Florence commissioned Niccolo Machiavelli in 1526 to prepare a report on upgrading town defenses. He recommended three ways to address the situation:
Cost for any included labor and materials but, especially in the case of #2, the value of useful property sacrificed for defense. That property could include economically important mills, furnaces, and warehouses.
The new Trace Italienne mode was the best solution, but ideally had to employ either point #1 or #2. Should financial resources not be up to that degree of defense, then the next best thing had to be utilized. But what has been discussed so far was adapted and compromised to be applied as best as possible to Machiavelli's #3, which was by far cheaper and faster to do. But it was the weakest. Cheap and fast apparently appealed to many towns because it made do from the Mediterranean to the Baltic - even if some builders never read that report.
A town fortified in the old-style was retrofitted with this bastion topped with gabions (in brown). The palisade in the moat was likely also a late modification.
Outdated fortifications and town walls could also be strengthened with new outerworks. That's discussed a few pages later.
If done sufficiently, the resulting defenses could hold up in a siege. Witness Metz, 1552, in which the besieging Imperial forces of 55,000 soldiers were eventually compelled to call it quits.
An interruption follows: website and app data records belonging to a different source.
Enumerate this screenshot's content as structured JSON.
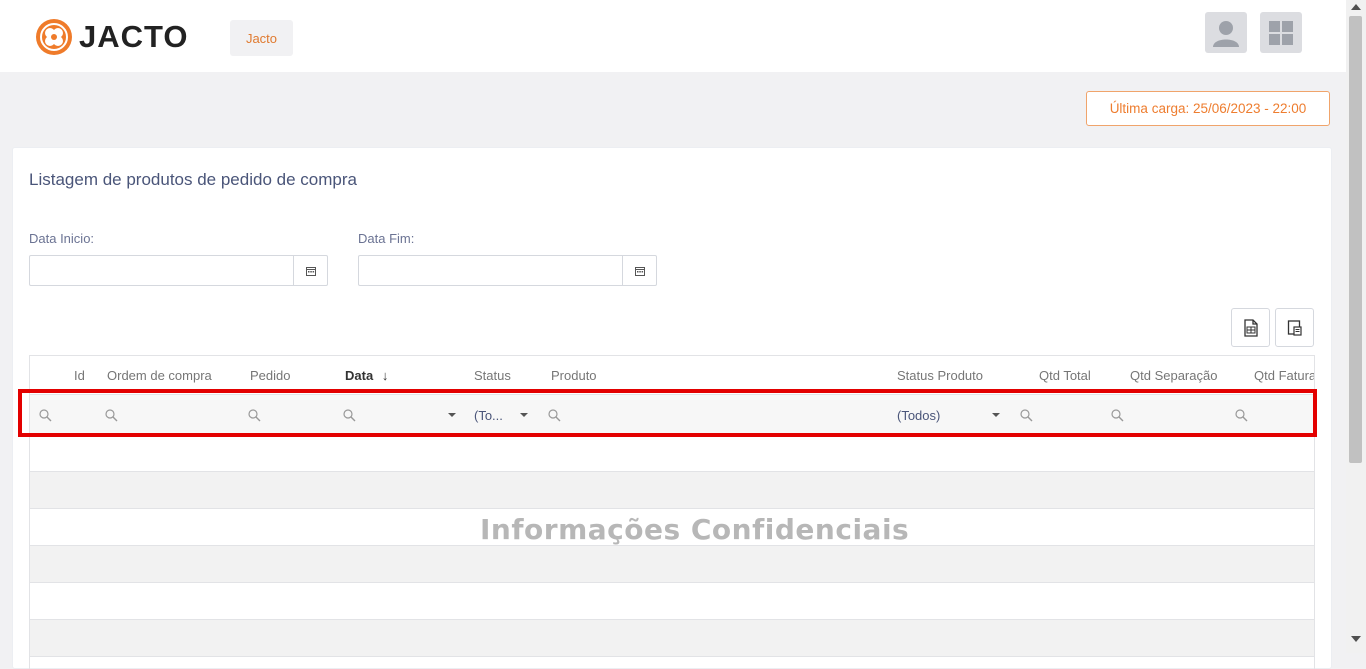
{
  "header": {
    "logo_text": "JACTO",
    "company_button": "Jacto",
    "icons": [
      "user-icon",
      "apps-grid-icon"
    ]
  },
  "last_load": "Última carga: 25/06/2023 - 22:00",
  "card": {
    "title": "Listagem de produtos de pedido de compra",
    "start_date": {
      "label": "Data Inicio:",
      "value": ""
    },
    "end_date": {
      "label": "Data Fim:",
      "value": ""
    }
  },
  "grid": {
    "columns": [
      "Id",
      "Ordem de compra",
      "Pedido",
      "Data",
      "Status",
      "Produto",
      "Status Produto",
      "Qtd Total",
      "Qtd Separação",
      "Qtd Fatura"
    ],
    "sorted_column": "Data",
    "sort_icon": "↓",
    "filters": {
      "status": "(To...",
      "status_produto": "(Todos)"
    },
    "watermark": "Informações Confidenciais"
  },
  "colors": {
    "accent": "#ee7d2f",
    "highlight": "#e30000",
    "title": "#4a5579"
  }
}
On the other hand, the Duke of Parma's Army of Flanders took one Dutch town after another simply because their defenses were incomplete or inadequate or both (95 in all).
Built the Fort